Fax: +45 35 32 30 00
Web page: http://www.econ.ku.dk/cie/Email:


More information through EDIRC

References listed on IDEAS
Please report citation or reference errors to , or , if you are the registered author of the cited work, log in to your RePEc Author Service profile, click on "citations" and make appropriate adjustments.:

as in new window
  1. Maura P. Doyle & Christopher M. Snyder, 1997. "Information sharing and competition in the motor vehicle industry," Finance and Economics Discussion Series 1997-4, Board of Governors of the Federal Reserve System (U.S.).
  2. Harrington, Joseph E, Jr, 1987. "Collusion in Multiproduct Oligopoly Games under a Finite Horizon," International Economic Review, Department of Economics, University of Pennsylvania and Osaka University Institute of Social and Economic Research Association, vol. 28(1), pages 1-14, February.
  3. Grether, David M. & Plott, Charles R., . "The Effects of Market Practices in Oligopolistic Markets: An Experimental Examination of the Ethyl Case," Working Papers 404, California Institute of Technology, Division of the Humanities and Social Sciences.
  4. Benson, Bruce L. & Faminow, M. D., 1988. "The impact of experience on prices and profits in experimental duopoly markets," Journal of Economic Behavior & Organization, Elsevier, vol. 9(4), pages 345-365, June.
  5. Mason, Charles F. & Phillips, Owen R. & Redington, Douglas B., 1991. "The role of gender in a non-cooperative game," Journal of Economic Behavior & Organization, Elsevier, vol. 15(2), pages 215-235, March.
  6. Cason, Timothy N., 1995. "Cheap talk price signaling in laboratory markets," Information Economics and Policy, Elsevier, vol. 7(2), pages 183-204, June.
  7. Abbink, Klaus & Abdolkarim Sadrieh, 1995. "RatImage - research Assistance Toolbox for Computer-Aided Human Behavior Experiments," Discussion Paper Serie B 325, University of Bonn, Germany.
  8. Stephen Martin, 1997. "Competition Policy: Publicity vs. Prohibition & Punishment," CIE Discussion Papers 1997-02, University of Copenhagen. Department of Economics. Centre for Industrial Economics.
Full references (including those not matched with items on IDEAS)

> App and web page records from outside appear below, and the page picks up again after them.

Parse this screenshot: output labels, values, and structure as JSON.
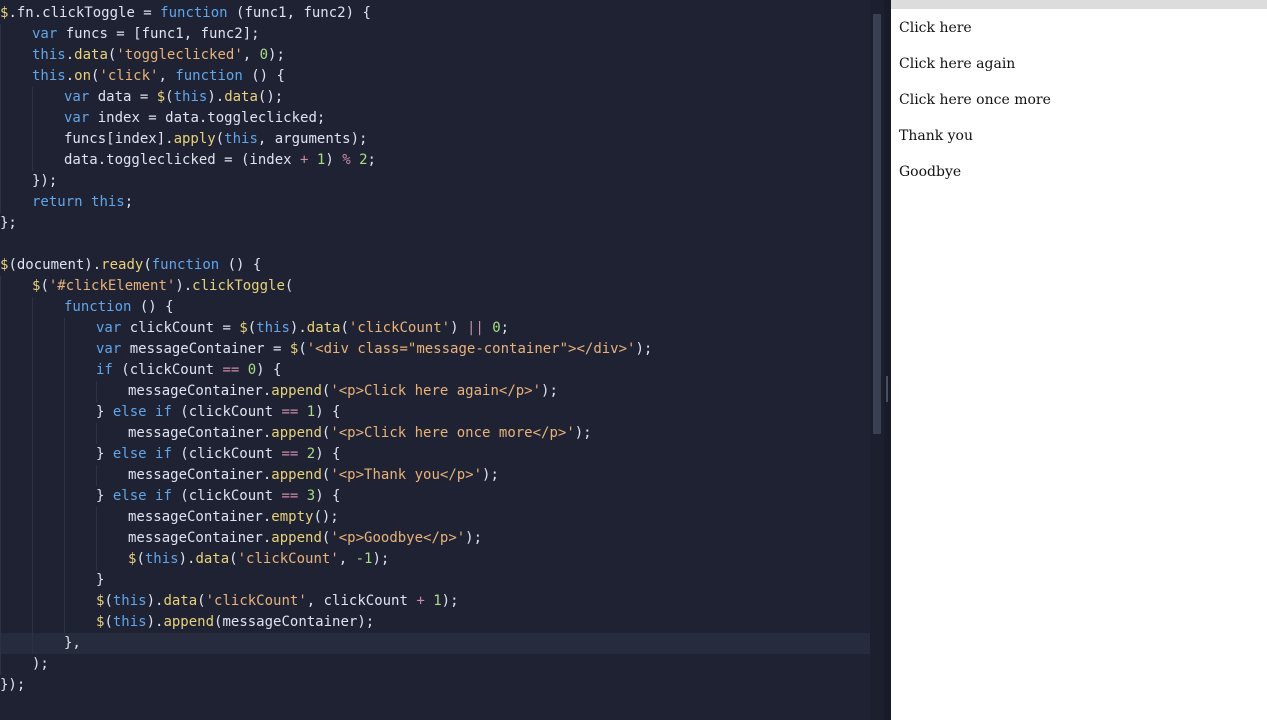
{
  "code_lines": [
    {
      "indent": 0,
      "tokens": [
        {
          "t": "$",
          "c": "fn"
        },
        {
          "t": ".fn.clickToggle = ",
          "c": "pl"
        },
        {
          "t": "function",
          "c": "kw"
        },
        {
          "t": " (func1, func2) {",
          "c": "pl"
        }
      ]
    },
    {
      "indent": 1,
      "tokens": [
        {
          "t": "var",
          "c": "kw"
        },
        {
          "t": " funcs = [func1, func2];",
          "c": "pl"
        }
      ]
    },
    {
      "indent": 1,
      "tokens": [
        {
          "t": "this",
          "c": "kw"
        },
        {
          "t": ".",
          "c": "pl"
        },
        {
          "t": "data",
          "c": "fn"
        },
        {
          "t": "(",
          "c": "pl"
        },
        {
          "t": "'toggleclicked'",
          "c": "str"
        },
        {
          "t": ", ",
          "c": "pl"
        },
        {
          "t": "0",
          "c": "num"
        },
        {
          "t": ");",
          "c": "pl"
        }
      ]
    },
    {
      "indent": 1,
      "tokens": [
        {
          "t": "this",
          "c": "kw"
        },
        {
          "t": ".",
          "c": "pl"
        },
        {
          "t": "on",
          "c": "fn"
        },
        {
          "t": "(",
          "c": "pl"
        },
        {
          "t": "'click'",
          "c": "str"
        },
        {
          "t": ", ",
          "c": "pl"
        },
        {
          "t": "function",
          "c": "kw"
        },
        {
          "t": " () {",
          "c": "pl"
        }
      ]
    },
    {
      "indent": 2,
      "tokens": [
        {
          "t": "var",
          "c": "kw"
        },
        {
          "t": " data = ",
          "c": "pl"
        },
        {
          "t": "$",
          "c": "fn"
        },
        {
          "t": "(",
          "c": "pl"
        },
        {
          "t": "this",
          "c": "kw"
        },
        {
          "t": ").",
          "c": "pl"
        },
        {
          "t": "data",
          "c": "fn"
        },
        {
          "t": "();",
          "c": "pl"
        }
      ]
    },
    {
      "indent": 2,
      "tokens": [
        {
          "t": "var",
          "c": "kw"
        },
        {
          "t": " index = data.toggleclicked;",
          "c": "pl"
        }
      ]
    },
    {
      "indent": 2,
      "tokens": [
        {
          "t": "funcs[index].",
          "c": "pl"
        },
        {
          "t": "apply",
          "c": "fn"
        },
        {
          "t": "(",
          "c": "pl"
        },
        {
          "t": "this",
          "c": "kw"
        },
        {
          "t": ", arguments);",
          "c": "pl"
        }
      ]
    },
    {
      "indent": 2,
      "tokens": [
        {
          "t": "data.toggleclicked = (index ",
          "c": "pl"
        },
        {
          "t": "+",
          "c": "op"
        },
        {
          "t": " ",
          "c": "pl"
        },
        {
          "t": "1",
          "c": "num"
        },
        {
          "t": ") ",
          "c": "pl"
        },
        {
          "t": "%",
          "c": "op"
        },
        {
          "t": " ",
          "c": "pl"
        },
        {
          "t": "2",
          "c": "num"
        },
        {
          "t": ";",
          "c": "pl"
        }
      ]
    },
    {
      "indent": 1,
      "tokens": [
        {
          "t": "});",
          "c": "pl"
        }
      ]
    },
    {
      "indent": 1,
      "tokens": [
        {
          "t": "return",
          "c": "kw"
        },
        {
          "t": " ",
          "c": "pl"
        },
        {
          "t": "this",
          "c": "kw"
        },
        {
          "t": ";",
          "c": "pl"
        }
      ]
    },
    {
      "indent": 0,
      "tokens": [
        {
          "t": "};",
          "c": "pl"
        }
      ]
    },
    {
      "indent": 0,
      "tokens": []
    },
    {
      "indent": 0,
      "tokens": [
        {
          "t": "$",
          "c": "fn"
        },
        {
          "t": "(document).",
          "c": "pl"
        },
        {
          "t": "ready",
          "c": "fn"
        },
        {
          "t": "(",
          "c": "pl"
        },
        {
          "t": "function",
          "c": "kw"
        },
        {
          "t": " () {",
          "c": "pl"
        }
      ]
    },
    {
      "indent": 1,
      "tokens": [
        {
          "t": "$",
          "c": "fn"
        },
        {
          "t": "(",
          "c": "pl"
        },
        {
          "t": "'#clickElement'",
          "c": "str"
        },
        {
          "t": ").",
          "c": "pl"
        },
        {
          "t": "clickToggle",
          "c": "fn"
        },
        {
          "t": "(",
          "c": "pl"
        }
      ]
    },
    {
      "indent": 2,
      "tokens": [
        {
          "t": "function",
          "c": "kw"
        },
        {
          "t": " () {",
          "c": "pl"
        }
      ]
    },
    {
      "indent": 3,
      "tokens": [
        {
          "t": "var",
          "c": "kw"
        },
        {
          "t": " clickCount = ",
          "c": "pl"
        },
        {
          "t": "$",
          "c": "fn"
        },
        {
          "t": "(",
          "c": "pl"
        },
        {
          "t": "this",
          "c": "kw"
        },
        {
          "t": ").",
          "c": "pl"
        },
        {
          "t": "data",
          "c": "fn"
        },
        {
          "t": "(",
          "c": "pl"
        },
        {
          "t": "'clickCount'",
          "c": "str"
        },
        {
          "t": ") ",
          "c": "pl"
        },
        {
          "t": "||",
          "c": "op"
        },
        {
          "t": " ",
          "c": "pl"
        },
        {
          "t": "0",
          "c": "num"
        },
        {
          "t": ";",
          "c": "pl"
        }
      ]
    },
    {
      "indent": 3,
      "tokens": [
        {
          "t": "var",
          "c": "kw"
        },
        {
          "t": " messageContainer = ",
          "c": "pl"
        },
        {
          "t": "$",
          "c": "fn"
        },
        {
          "t": "(",
          "c": "pl"
        },
        {
          "t": "'<div class=\"message-container\"></div>'",
          "c": "str"
        },
        {
          "t": ");",
          "c": "pl"
        }
      ]
    },
    {
      "indent": 3,
      "tokens": [
        {
          "t": "if",
          "c": "kw"
        },
        {
          "t": " (clickCount ",
          "c": "pl"
        },
        {
          "t": "==",
          "c": "op"
        },
        {
          "t": " ",
          "c": "pl"
        },
        {
          "t": "0",
          "c": "num"
        },
        {
          "t": ") {",
          "c": "pl"
        }
      ]
    },
    {
      "indent": 4,
      "tokens": [
        {
          "t": "messageContainer.",
          "c": "pl"
        },
        {
          "t": "append",
          "c": "fn"
        },
        {
          "t": "(",
          "c": "pl"
        },
        {
          "t": "'<p>Click here again</p>'",
          "c": "str"
        },
        {
          "t": ");",
          "c": "pl"
        }
      ]
    },
    {
      "indent": 3,
      "tokens": [
        {
          "t": "} ",
          "c": "pl"
        },
        {
          "t": "else",
          "c": "kw"
        },
        {
          "t": " ",
          "c": "pl"
        },
        {
          "t": "if",
          "c": "kw"
        },
        {
          "t": " (clickCount ",
          "c": "pl"
        },
        {
          "t": "==",
          "c": "op"
        },
        {
          "t": " ",
          "c": "pl"
        },
        {
          "t": "1",
          "c": "num"
        },
        {
          "t": ") {",
          "c": "pl"
        }
      ]
    },
    {
      "indent": 4,
      "tokens": [
        {
          "t": "messageContainer.",
          "c": "pl"
        },
        {
          "t": "append",
          "c": "fn"
        },
        {
          "t": "(",
          "c": "pl"
        },
        {
          "t": "'<p>Click here once more</p>'",
          "c": "str"
        },
        {
          "t": ");",
          "c": "pl"
        }
      ]
    },
    {
      "indent": 3,
      "tokens": [
        {
          "t": "} ",
          "c": "pl"
        },
        {
          "t": "else",
          "c": "kw"
        },
        {
          "t": " ",
          "c": "pl"
        },
        {
          "t": "if",
          "c": "kw"
        },
        {
          "t": " (clickCount ",
          "c": "pl"
        },
        {
          "t": "==",
          "c": "op"
        },
        {
          "t": " ",
          "c": "pl"
        },
        {
          "t": "2",
          "c": "num"
        },
        {
          "t": ") {",
          "c": "pl"
        }
      ]
    },
    {
      "indent": 4,
      "tokens": [
        {
          "t": "messageContainer.",
          "c": "pl"
        },
        {
          "t": "append",
          "c": "fn"
        },
        {
          "t": "(",
          "c": "pl"
        },
        {
          "t": "'<p>Thank you</p>'",
          "c": "str"
        },
        {
          "t": ");",
          "c": "pl"
        }
      ]
    },
    {
      "indent": 3,
      "tokens": [
        {
          "t": "} ",
          "c": "pl"
        },
        {
          "t": "else",
          "c": "kw"
        },
        {
          "t": " ",
          "c": "pl"
        },
        {
          "t": "if",
          "c": "kw"
        },
        {
          "t": " (clickCount ",
          "c": "pl"
        },
        {
          "t": "==",
          "c": "op"
        },
        {
          "t": " ",
          "c": "pl"
        },
        {
          "t": "3",
          "c": "num"
        },
        {
          "t": ") {",
          "c": "pl"
        }
      ]
    },
    {
      "indent": 4,
      "tokens": [
        {
          "t": "messageContainer.",
          "c": "pl"
        },
        {
          "t": "empty",
          "c": "fn"
        },
        {
          "t": "();",
          "c": "pl"
        }
      ]
    },
    {
      "indent": 4,
      "tokens": [
        {
          "t": "messageContainer.",
          "c": "pl"
        },
        {
          "t": "append",
          "c": "fn"
        },
        {
          "t": "(",
          "c": "pl"
        },
        {
          "t": "'<p>Goodbye</p>'",
          "c": "str"
        },
        {
          "t": ");",
          "c": "pl"
        }
      ]
    },
    {
      "indent": 4,
      "tokens": [
        {
          "t": "$",
          "c": "fn"
        },
        {
          "t": "(",
          "c": "pl"
        },
        {
          "t": "this",
          "c": "kw"
        },
        {
          "t": ").",
          "c": "pl"
        },
        {
          "t": "data",
          "c": "fn"
        },
        {
          "t": "(",
          "c": "pl"
        },
        {
          "t": "'clickCount'",
          "c": "str"
        },
        {
          "t": ", ",
          "c": "pl"
        },
        {
          "t": "-1",
          "c": "num"
        },
        {
          "t": ");",
          "c": "pl"
        }
      ]
    },
    {
      "indent": 3,
      "tokens": [
        {
          "t": "}",
          "c": "pl"
        }
      ]
    },
    {
      "indent": 3,
      "tokens": [
        {
          "t": "$",
          "c": "fn"
        },
        {
          "t": "(",
          "c": "pl"
        },
        {
          "t": "this",
          "c": "kw"
        },
        {
          "t": ").",
          "c": "pl"
        },
        {
          "t": "data",
          "c": "fn"
        },
        {
          "t": "(",
          "c": "pl"
        },
        {
          "t": "'clickCount'",
          "c": "str"
        },
        {
          "t": ", clickCount ",
          "c": "pl"
        },
        {
          "t": "+",
          "c": "op"
        },
        {
          "t": " ",
          "c": "pl"
        },
        {
          "t": "1",
          "c": "num"
        },
        {
          "t": ");",
          "c": "pl"
        }
      ]
    },
    {
      "indent": 3,
      "tokens": [
        {
          "t": "$",
          "c": "fn"
        },
        {
          "t": "(",
          "c": "pl"
        },
        {
          "t": "this",
          "c": "kw"
        },
        {
          "t": ").",
          "c": "pl"
        },
        {
          "t": "append",
          "c": "fn"
        },
        {
          "t": "(messageContainer);",
          "c": "pl"
        }
      ]
    },
    {
      "indent": 2,
      "tokens": [
        {
          "t": "},",
          "c": "pl"
        }
      ],
      "active": true
    },
    {
      "indent": 1,
      "tokens": [
        {
          "t": ");",
          "c": "pl"
        }
      ]
    },
    {
      "indent": 0,
      "tokens": [
        {
          "t": "});",
          "c": "pl"
        }
      ]
    }
  ],
  "preview": {
    "lines": [
      "Click here",
      "Click here again",
      "Click here once more",
      "Thank you",
      "Goodbye"
    ]
  },
  "theme": {
    "editor_bg": "#1e2233",
    "keyword": "#62a5e8",
    "function": "#e8d27a",
    "string": "#e8b27a",
    "number": "#a8dd86",
    "operator": "#cf8aa6"
  }
}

This item is not listed on Wikipedia, on a reading list or among the top items on IDEAS.

When requesting a correction, please mention this item's handle: RePEc:kud:kuieci:1997-07. See general information about how to correct material in RePEc.

For technical questions regarding this item, or to correct its authors, title, abstract, bibliographic or download information, contact: (Thomas Hoffmann)

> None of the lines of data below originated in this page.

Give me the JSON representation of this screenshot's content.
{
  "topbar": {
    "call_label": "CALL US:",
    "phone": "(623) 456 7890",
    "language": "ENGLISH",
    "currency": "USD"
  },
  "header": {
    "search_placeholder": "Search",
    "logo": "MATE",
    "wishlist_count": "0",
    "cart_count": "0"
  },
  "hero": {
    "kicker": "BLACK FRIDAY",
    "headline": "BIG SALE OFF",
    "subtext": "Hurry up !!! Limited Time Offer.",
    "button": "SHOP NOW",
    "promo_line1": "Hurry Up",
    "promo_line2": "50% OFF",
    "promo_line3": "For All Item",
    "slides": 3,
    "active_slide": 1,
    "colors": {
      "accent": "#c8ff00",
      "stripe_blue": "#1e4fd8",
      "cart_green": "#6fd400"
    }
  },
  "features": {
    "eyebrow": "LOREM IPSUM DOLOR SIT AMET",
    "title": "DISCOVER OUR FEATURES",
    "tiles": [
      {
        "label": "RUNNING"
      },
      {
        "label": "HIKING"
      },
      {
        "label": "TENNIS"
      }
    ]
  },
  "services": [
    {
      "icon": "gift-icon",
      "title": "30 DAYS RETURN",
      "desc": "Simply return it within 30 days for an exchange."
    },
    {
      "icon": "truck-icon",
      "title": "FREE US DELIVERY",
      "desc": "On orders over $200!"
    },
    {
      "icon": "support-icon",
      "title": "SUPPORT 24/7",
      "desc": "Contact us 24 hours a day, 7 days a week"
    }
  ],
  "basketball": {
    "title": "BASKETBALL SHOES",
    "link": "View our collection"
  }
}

If you have authored this item and are not yet registered with RePEc, we encourage you to do it here. This allows to link your profile to this item. It also allows you to accept potential citations to this item that we are uncertain about.

If references are entirely missing, you can add them using this form.

If the full references list an item that is present in RePEc, but the system did not link to it, you can help with this form.

If you know of missing items citing this one, you can help us creating those links by adding the relevant references in the same way as above, for each refering item. If you are a registered author of this item, you may also want to check the "citations" tab in your profile, as there may be some citations waiting for confirmation.

Please note that corrections may take a couple of weeks to filter through the various RePEc services.

This information is provided to you by IDEAS at the Research Division of the Federal Reserve Bank of St. Louis using RePEc data.